straightened using a string
line and dots and screeds.
Arrow shows finished thickness of the brown coat;
barely 3/4" on left and over 2" on the right.
You could see this all the way from the alley below.
|String is set with a nail on the inside corner
(angle). Wood strip is set with a string
on the outside corner (arris).
||Here a wood block is used for a dot, and
taken off when the brown coat is finished.
There are probably a hundred ways to do this-pieces of cardboard,
molding plaster or whatever.
What I am trying to do here is to establish
the wall thickness.
Dots are set less than 6 feet apart, because we are using a six foot
to set screeds, that is fill in between the dots.
|Area between wood blocks is filled and
rodded off. Here Carlos checks the screed
with a 6 foot rod.
It was hard to get a good shot with the shadows and scaffold in the
I hope you see what is going on.
||Wall is filled and rodded off between the
screeds. Heavy areas had to be filled in
a little at a time to avoid sagging. Having
a hot day really helped.
|Wall is dead straight.

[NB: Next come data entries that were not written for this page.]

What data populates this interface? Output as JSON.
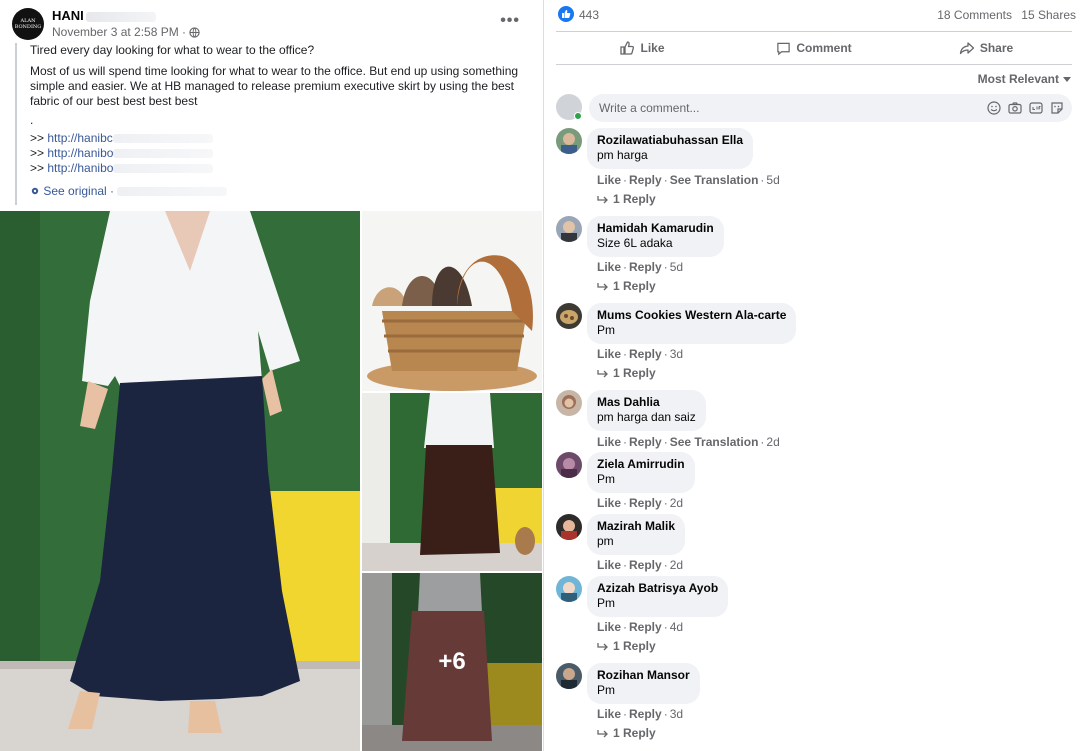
{
  "post": {
    "author": "HANI",
    "logo_text": "ALAN BONDING",
    "meta": "November 3 at 2:58 PM ·",
    "more_label": "•••",
    "headline": "Tired every day looking for what to wear to the office?",
    "paragraph": "Most of us will spend time looking for what to wear to the office. But end up using something simple and easier. We at HB managed to release premium executive skirt by using the best fabric of our best best best best",
    "dot": ".",
    "links": [
      {
        "prefix": ">>",
        "text": "http://hanibc"
      },
      {
        "prefix": ">>",
        "text": "http://hanibo"
      },
      {
        "prefix": ">>",
        "text": "http://hanibo"
      }
    ],
    "see_original": "See original ·",
    "more_photos": "+6"
  },
  "stats": {
    "likes": "443",
    "comments": "18 Comments",
    "shares": "15 Shares"
  },
  "actions": {
    "like": "Like",
    "comment": "Comment",
    "share": "Share"
  },
  "sort_label": "Most Relevant",
  "compose": {
    "placeholder": "Write a comment..."
  },
  "comments": [
    {
      "name": "Rozilawatiabuhassan Ella",
      "text": "pm harga",
      "like": "Like",
      "reply": "Reply",
      "translate": "See Translation",
      "time": "5d",
      "replies": "1 Reply"
    },
    {
      "name": "Hamidah Kamarudin",
      "text": "Size 6L adaka",
      "like": "Like",
      "reply": "Reply",
      "time": "5d",
      "replies": "1 Reply"
    },
    {
      "name": "Mums Cookies Western Ala-carte",
      "text": "Pm",
      "like": "Like",
      "reply": "Reply",
      "time": "3d",
      "replies": "1 Reply"
    },
    {
      "name": "Mas Dahlia",
      "text": "pm harga dan saiz",
      "like": "Like",
      "reply": "Reply",
      "translate": "See Translation",
      "time": "2d"
    },
    {
      "name": "Ziela Amirrudin",
      "text": "Pm",
      "like": "Like",
      "reply": "Reply",
      "time": "2d"
    },
    {
      "name": "Mazirah Malik",
      "text": "pm",
      "like": "Like",
      "reply": "Reply",
      "time": "2d"
    },
    {
      "name": "Azizah Batrisya Ayob",
      "text": "Pm",
      "like": "Like",
      "reply": "Reply",
      "time": "4d",
      "replies": "1 Reply"
    },
    {
      "name": "Rozihan Mansor",
      "text": "Pm",
      "like": "Like",
      "reply": "Reply",
      "time": "3d",
      "replies": "1 Reply"
    }
  ],
  "colors": {
    "link": "#385898",
    "fb_blue": "#1877f2",
    "bubble": "#f0f2f5",
    "muted": "#65676b"
  }
}
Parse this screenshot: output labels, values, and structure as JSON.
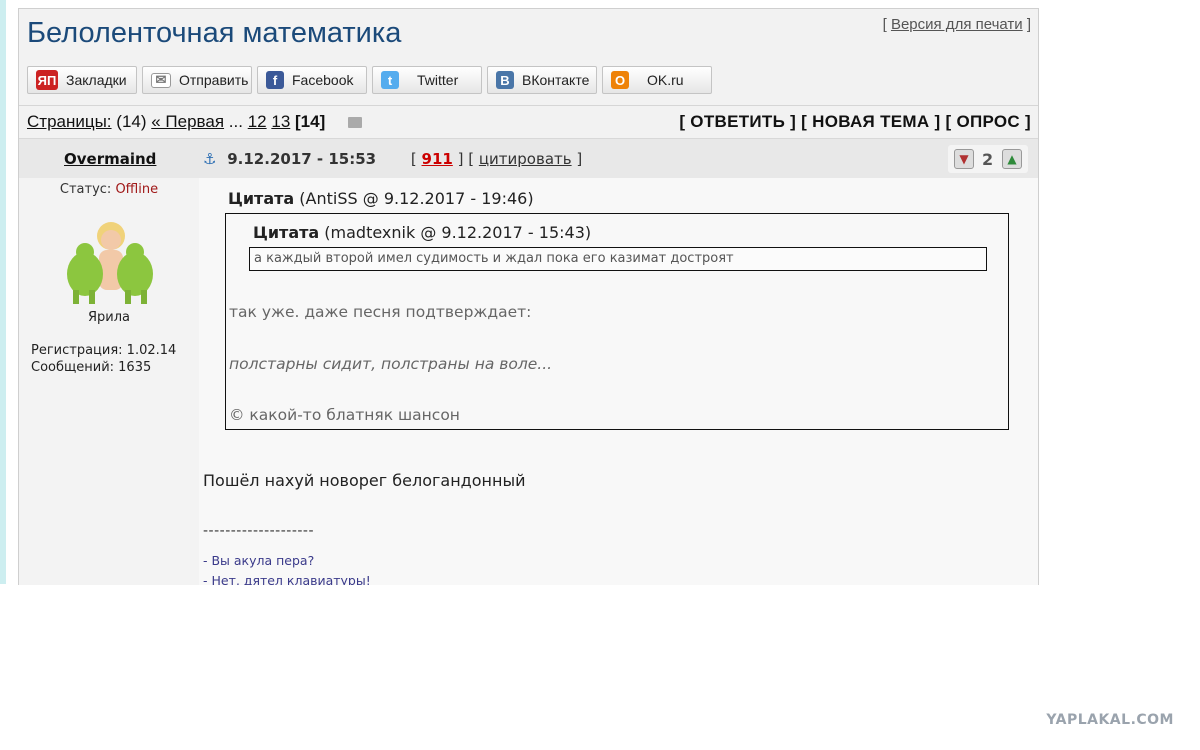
{
  "topic": {
    "title": "Белоленточная математика",
    "print_open": "[ ",
    "print_link": "Версия для печати",
    "print_close": " ]"
  },
  "share": [
    {
      "icon": "yandex-bookmarks-icon",
      "icon_text": "ЯП",
      "label": "Закладки",
      "color": "#cc2222"
    },
    {
      "icon": "mail-icon",
      "icon_text": "✉",
      "label": "Отправить",
      "color": "#888888"
    },
    {
      "icon": "facebook-icon",
      "icon_text": "f",
      "label": "Facebook",
      "color": "#3b5998"
    },
    {
      "icon": "twitter-icon",
      "icon_text": "t",
      "label": "Twitter",
      "color": "#55acee"
    },
    {
      "icon": "vkontakte-icon",
      "icon_text": "В",
      "label": "ВКонтакте",
      "color": "#4a76a8"
    },
    {
      "icon": "odnoklassniki-icon",
      "icon_text": "О",
      "label": "OK.ru",
      "color": "#ee8208"
    }
  ],
  "pagination": {
    "label": "Страницы:",
    "count": "(14)",
    "first": "« Первая",
    "ellipsis": "...",
    "p12": "12",
    "p13": "13",
    "current": "[14]"
  },
  "actions": {
    "reply": "[ ОТВЕТИТЬ ]",
    "new_topic": "[ НОВАЯ ТЕМА ]",
    "poll": "[ ОПРОС ]"
  },
  "post": {
    "author": "Overmaind",
    "anchor": "⚓",
    "date": "9.12.2017 - 15:53",
    "number_open": "[ ",
    "number": "911",
    "number_close": " ] [ ",
    "cite": "цитировать",
    "cite_close": " ]",
    "rating": "2"
  },
  "author": {
    "status_label": "Статус:",
    "status_value": "Offline",
    "name": "Ярила",
    "registration": "Регистрация: 1.02.14",
    "messages": "Сообщений: 1635"
  },
  "content": {
    "quote1_label": "Цитата",
    "quote1_source": "(AntiSS @ 9.12.2017 - 19:46)",
    "quote2_label": "Цитата",
    "quote2_source": "(madtexnik @ 9.12.2017 - 15:43)",
    "quote2_text": "а каждый второй имел судимость и ждал пока его казимат достроят",
    "q1_line1": "так уже. даже песня подтверждает:",
    "q1_line2": "полстарны сидит, полстраны на воле...",
    "q1_line3": "© какой-то блатняк шансон",
    "text": "Пошёл нахуй новорег белогандонный",
    "sig_divider": "--------------------",
    "sig1": "- Вы акула пера?",
    "sig2": "- Нет, дятел клавиатуры!"
  },
  "watermark": "YAPLAKAL.COM"
}
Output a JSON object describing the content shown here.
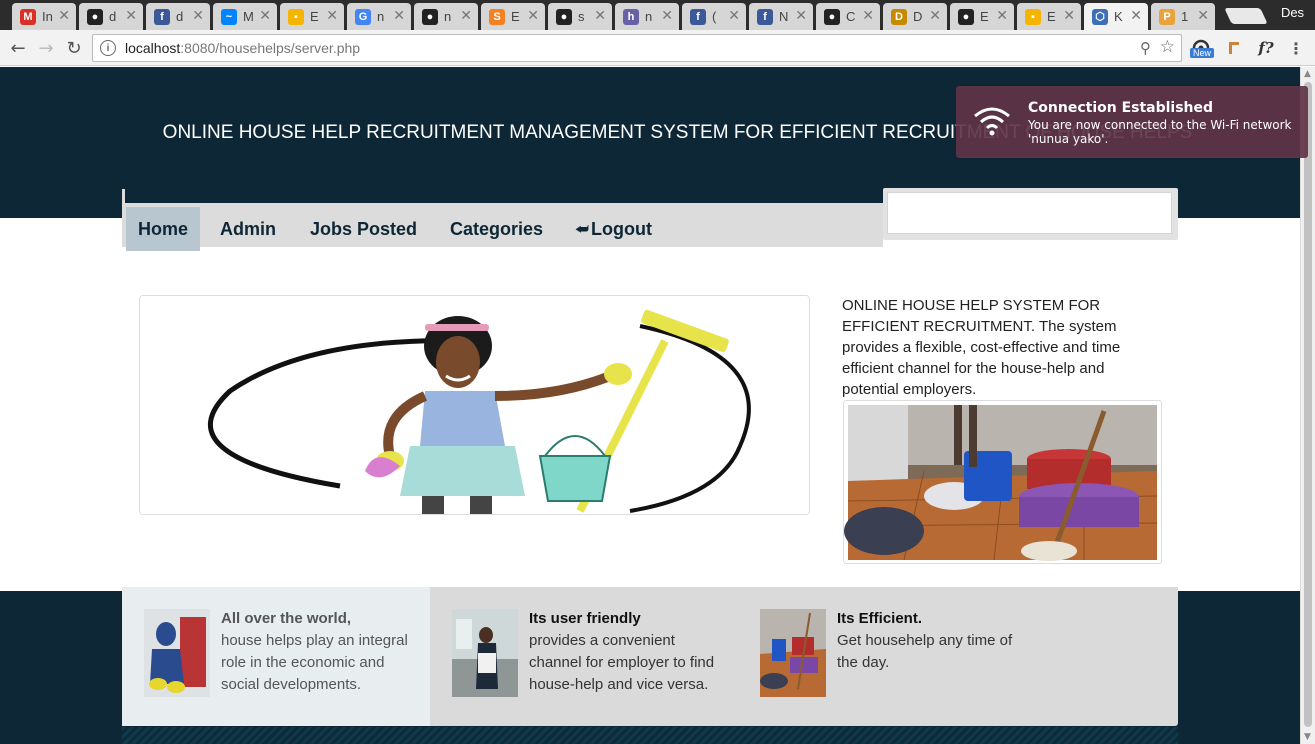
{
  "browser": {
    "tabs": [
      {
        "icon": "gmail-icon",
        "label": "In",
        "color": "#d93025",
        "glyph": "M"
      },
      {
        "icon": "github-icon",
        "label": "d",
        "color": "#222222",
        "glyph": "●"
      },
      {
        "icon": "facebook-icon",
        "label": "d",
        "color": "#3b5998",
        "glyph": "f"
      },
      {
        "icon": "messenger-icon",
        "label": "M",
        "color": "#0084ff",
        "glyph": "~"
      },
      {
        "icon": "slides-icon",
        "label": "E",
        "color": "#f4b400",
        "glyph": "▪"
      },
      {
        "icon": "google-icon",
        "label": "n",
        "color": "#4285f4",
        "glyph": "G"
      },
      {
        "icon": "github-icon",
        "label": "n",
        "color": "#222222",
        "glyph": "●"
      },
      {
        "icon": "stackoverflow-icon",
        "label": "E",
        "color": "#f48024",
        "glyph": "S"
      },
      {
        "icon": "github-icon",
        "label": "s",
        "color": "#222222",
        "glyph": "●"
      },
      {
        "icon": "heroku-icon",
        "label": "n",
        "color": "#6762a6",
        "glyph": "h"
      },
      {
        "icon": "facebook-icon",
        "label": "(",
        "color": "#3b5998",
        "glyph": "f"
      },
      {
        "icon": "facebook-icon",
        "label": "N",
        "color": "#3b5998",
        "glyph": "f"
      },
      {
        "icon": "github-icon",
        "label": "C",
        "color": "#222222",
        "glyph": "●"
      },
      {
        "icon": "dev-icon",
        "label": "D",
        "color": "#c58a00",
        "glyph": "D"
      },
      {
        "icon": "github-icon",
        "label": "E",
        "color": "#222222",
        "glyph": "●"
      },
      {
        "icon": "slides-icon",
        "label": "E",
        "color": "#f4b400",
        "glyph": "▪"
      },
      {
        "icon": "hexagon-icon",
        "label": "K",
        "color": "#3d6fb6",
        "glyph": "⬡",
        "active": true
      },
      {
        "icon": "phpmyadmin-icon",
        "label": "1",
        "color": "#e8a33d",
        "glyph": "P"
      }
    ],
    "tab_close_glyph": "✕",
    "user_label": "Des",
    "url_host": "localhost",
    "url_path": ":8080/househelps/server.php",
    "info_glyph": "i",
    "extension_new_badge": "New",
    "extension_f_label": "f?"
  },
  "site": {
    "title": "ONLINE HOUSE HELP RECRUITMENT MANAGEMENT SYSTEM FOR EFFICIENT RECRUITMENT OF HOUSE HELPS",
    "nav": [
      {
        "label": "Home",
        "active": true
      },
      {
        "label": "Admin"
      },
      {
        "label": "Jobs Posted"
      },
      {
        "label": "Categories"
      },
      {
        "label": "Logout"
      }
    ],
    "logout_glyph": "⮨",
    "search_value": "",
    "intro": "ONLINE HOUSE HELP SYSTEM FOR EFFICIENT RECRUITMENT. The system provides a flexible, cost-effective and time efficient channel for the house-help and potential employers.",
    "features": [
      {
        "title": "All over the world,",
        "text": "house helps play an integral role in the economic and social developments."
      },
      {
        "title": "Its user friendly",
        "text": "provides a convenient channel for employer to find house-help and vice versa."
      },
      {
        "title": "Its Efficient.",
        "text": "Get househelp any time of the day."
      }
    ]
  },
  "notification": {
    "title": "Connection Established",
    "body": "You are now connected to the Wi-Fi network 'nunua yako'."
  },
  "colors": {
    "header_bg": "#0e2736",
    "nav_bg": "#dcdcdc",
    "nav_active": "#b8c7cf",
    "nav_text": "#0e2736",
    "notification_bg": "#603446"
  }
}
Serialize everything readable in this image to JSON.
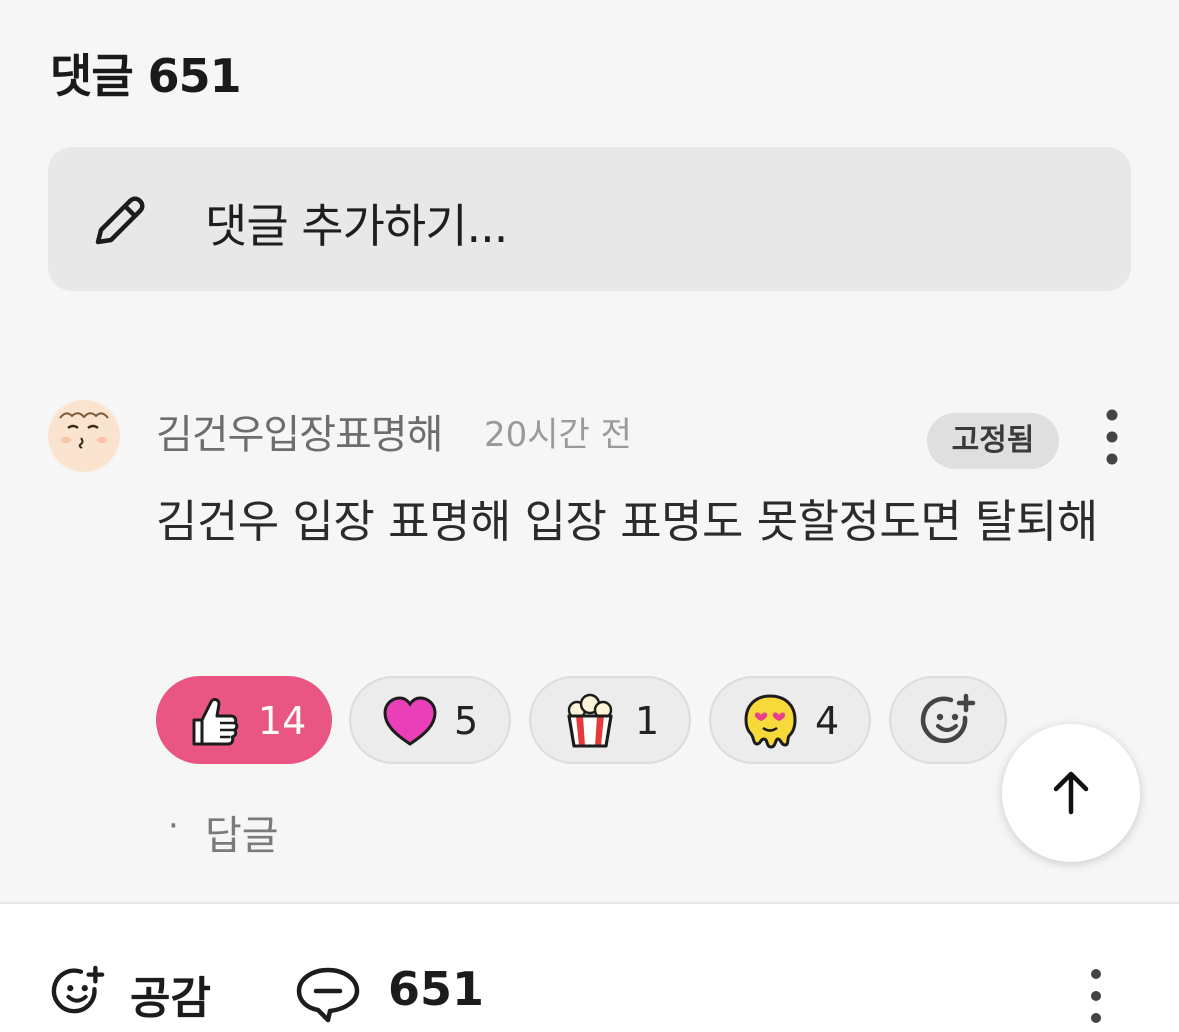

View is from the
basement looking up.
The pride of a good plasterer is getting the angle (inside corner)
Click on the picture for a bigger view.
This is an overview
on dots and screeds and straightening
a wall. A whole chapter in my book will
be dedicated to dots and screeds.
||Here a screed is set with a rod on this
interior plaster installation.
A screed is set at the bottom horizontally and another five feet up.
After the screeds tighten up, the area in between is filled and rodded
by holding the rod vertically.
These screeds are soft screeds, or are
filled in between the same day. Other screeds are allowed to set